ECLA’s staff are unapologetic about their back-to-the-roots approach. “It’s about serious engagement with big books with no theoretical overlay or baggage,” says Ryan. “You have to read the Critique of Pure Reason by Immanuel Kant; there’s no beating around the bush.”

Dubliner Catherine Toal, a junior professor and Harvard graduate, says ECLA combines the best of European and American academic models as they used to be before becoming victims of their own success.

“In Europe, funding is always an issue, along with the student-teacher ratio, while the American liberal arts colleges are under constant pressure to spend money to build a brand name and to spend on sports,” she says.

With its personalised education environment, ECLA is a world away from Europe’s mass-market third-level institutions. Co-dean Thomas Nørgaard from Denmark sees private liberal arts institutions such as ECLA providing a counterbalance to the reductive tendencies in European higher education.

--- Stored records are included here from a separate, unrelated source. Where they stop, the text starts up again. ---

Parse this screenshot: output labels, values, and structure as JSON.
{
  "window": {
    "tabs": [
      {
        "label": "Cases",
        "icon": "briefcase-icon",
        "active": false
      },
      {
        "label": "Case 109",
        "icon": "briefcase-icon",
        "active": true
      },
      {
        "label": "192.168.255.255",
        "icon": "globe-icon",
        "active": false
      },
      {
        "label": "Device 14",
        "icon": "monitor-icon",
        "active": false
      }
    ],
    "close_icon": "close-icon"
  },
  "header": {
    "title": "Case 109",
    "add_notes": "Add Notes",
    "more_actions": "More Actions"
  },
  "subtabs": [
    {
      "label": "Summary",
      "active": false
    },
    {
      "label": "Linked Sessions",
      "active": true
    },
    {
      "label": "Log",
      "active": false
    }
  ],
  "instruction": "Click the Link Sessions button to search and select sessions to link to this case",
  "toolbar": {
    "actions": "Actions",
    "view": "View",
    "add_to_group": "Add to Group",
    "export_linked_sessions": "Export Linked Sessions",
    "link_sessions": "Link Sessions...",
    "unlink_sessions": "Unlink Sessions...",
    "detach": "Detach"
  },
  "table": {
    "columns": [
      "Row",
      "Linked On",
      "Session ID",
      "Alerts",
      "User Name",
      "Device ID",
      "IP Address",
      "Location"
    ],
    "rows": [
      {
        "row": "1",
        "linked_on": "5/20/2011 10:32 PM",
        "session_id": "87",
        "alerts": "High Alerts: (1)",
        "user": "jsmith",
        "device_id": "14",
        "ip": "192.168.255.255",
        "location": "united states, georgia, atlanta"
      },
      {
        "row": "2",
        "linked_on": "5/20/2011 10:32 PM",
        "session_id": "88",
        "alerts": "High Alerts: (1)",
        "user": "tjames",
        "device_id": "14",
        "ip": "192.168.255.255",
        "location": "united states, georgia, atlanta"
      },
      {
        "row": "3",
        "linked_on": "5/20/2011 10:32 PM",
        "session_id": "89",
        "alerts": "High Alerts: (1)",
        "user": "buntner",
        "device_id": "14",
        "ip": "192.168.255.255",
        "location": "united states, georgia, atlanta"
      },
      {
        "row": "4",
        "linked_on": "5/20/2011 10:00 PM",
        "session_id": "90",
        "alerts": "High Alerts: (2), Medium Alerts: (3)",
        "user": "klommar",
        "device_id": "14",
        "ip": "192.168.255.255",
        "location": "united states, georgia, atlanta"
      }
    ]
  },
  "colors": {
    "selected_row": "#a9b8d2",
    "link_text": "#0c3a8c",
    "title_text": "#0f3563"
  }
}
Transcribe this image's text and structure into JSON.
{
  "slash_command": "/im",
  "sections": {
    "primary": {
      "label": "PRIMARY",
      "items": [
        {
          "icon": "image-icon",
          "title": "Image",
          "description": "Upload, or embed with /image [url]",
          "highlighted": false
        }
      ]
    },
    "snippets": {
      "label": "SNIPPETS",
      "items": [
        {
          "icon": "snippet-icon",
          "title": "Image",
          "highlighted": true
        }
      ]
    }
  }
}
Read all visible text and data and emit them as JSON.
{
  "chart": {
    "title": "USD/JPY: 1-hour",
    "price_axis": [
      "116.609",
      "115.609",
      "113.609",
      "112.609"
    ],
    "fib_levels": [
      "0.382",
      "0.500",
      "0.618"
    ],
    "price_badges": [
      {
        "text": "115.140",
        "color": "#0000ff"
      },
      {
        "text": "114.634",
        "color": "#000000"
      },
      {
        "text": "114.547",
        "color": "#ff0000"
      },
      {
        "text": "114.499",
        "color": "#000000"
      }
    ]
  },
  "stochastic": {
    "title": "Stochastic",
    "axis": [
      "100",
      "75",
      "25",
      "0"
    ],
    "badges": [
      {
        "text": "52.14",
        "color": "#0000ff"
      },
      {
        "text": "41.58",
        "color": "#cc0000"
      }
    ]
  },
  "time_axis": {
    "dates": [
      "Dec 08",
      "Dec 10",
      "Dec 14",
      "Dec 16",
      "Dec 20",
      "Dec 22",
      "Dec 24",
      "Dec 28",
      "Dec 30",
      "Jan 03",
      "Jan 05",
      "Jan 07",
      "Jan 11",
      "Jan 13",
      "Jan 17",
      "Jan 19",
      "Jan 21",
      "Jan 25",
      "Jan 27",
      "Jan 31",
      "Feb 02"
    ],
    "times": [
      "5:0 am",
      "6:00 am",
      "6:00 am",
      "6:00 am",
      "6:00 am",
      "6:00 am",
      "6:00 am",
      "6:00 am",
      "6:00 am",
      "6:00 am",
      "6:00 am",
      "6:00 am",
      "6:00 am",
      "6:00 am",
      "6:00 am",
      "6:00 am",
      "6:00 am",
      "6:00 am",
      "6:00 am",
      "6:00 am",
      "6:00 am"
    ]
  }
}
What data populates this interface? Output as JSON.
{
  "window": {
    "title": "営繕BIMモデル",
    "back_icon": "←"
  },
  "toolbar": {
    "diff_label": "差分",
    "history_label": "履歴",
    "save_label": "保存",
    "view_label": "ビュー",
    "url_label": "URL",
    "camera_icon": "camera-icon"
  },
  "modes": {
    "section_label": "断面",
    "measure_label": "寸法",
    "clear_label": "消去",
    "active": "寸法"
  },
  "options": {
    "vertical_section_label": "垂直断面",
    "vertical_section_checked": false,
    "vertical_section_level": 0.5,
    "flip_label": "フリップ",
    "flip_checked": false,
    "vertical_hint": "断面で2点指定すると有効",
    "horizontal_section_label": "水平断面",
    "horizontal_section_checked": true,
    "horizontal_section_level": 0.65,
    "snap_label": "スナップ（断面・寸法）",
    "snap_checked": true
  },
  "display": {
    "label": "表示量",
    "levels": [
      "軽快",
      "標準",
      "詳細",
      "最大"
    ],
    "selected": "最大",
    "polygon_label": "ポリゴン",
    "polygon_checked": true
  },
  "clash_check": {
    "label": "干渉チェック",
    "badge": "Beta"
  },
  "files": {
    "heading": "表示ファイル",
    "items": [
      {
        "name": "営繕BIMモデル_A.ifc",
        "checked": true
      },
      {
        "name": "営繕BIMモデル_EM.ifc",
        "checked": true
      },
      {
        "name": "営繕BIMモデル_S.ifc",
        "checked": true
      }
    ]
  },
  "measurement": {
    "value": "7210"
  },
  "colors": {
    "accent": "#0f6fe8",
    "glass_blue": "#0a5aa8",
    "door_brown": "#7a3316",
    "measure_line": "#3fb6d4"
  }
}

“The western idea of the research university has achieved something magnificent; a grand story came out of it but it’s pretty obvious that, in some ways, it’s not serving us well,” he says, sitting in his bright office. “It’s difficult to attend to education when attention is on the money machine. The model imposed on many universities is one they are ill-equipped to resist. We see our role in resisting those forces.”

An endeavour such as ECLA would be a challenge at the best of times; coming as it does in the middle of the Bologna process to standardise educational qualification across the EU, it seems downright daring. Rather than copy a European or US model, the school has developed a “value studies” model that tries to take the big questions – about art, ethics, politics, religion – back to the “pre-disciplinary” stage before academic disciplines and specialisations came into play. Far from an empty, trendy slogan, students embrace “value studies” as an interdisciplinary approach with a difference.

“I see ourselves as archaeologists of ideas,” says Hansen. “The classic disciplines are important but examining the basis on which our society’s ideas are based is important too; we need people like us to go between the cracks.”

For David Luna Velasco, a BA student from Mexico, value studies offer a “capacity to look at things and break them apart, not let them be too stable. It’s a significant ability that everyone should have.”

ECLA asks potent questions that are even more significant during the Leaving Certificate in Ireland. The Berlin institution seems an idealistic world away from grind schools and the CAO race for Ireland’s third-level institutions “optimised” in the Celtic Tiger era to meet the needs of the business community.

As Ireland emerges from that era, institutions such as ECLA raise a crucial question: is producing critically-minded citizens a luxury we can’t afford or, as the “group think” phenomenon of the boom might suggest, something we cannot afford to do without?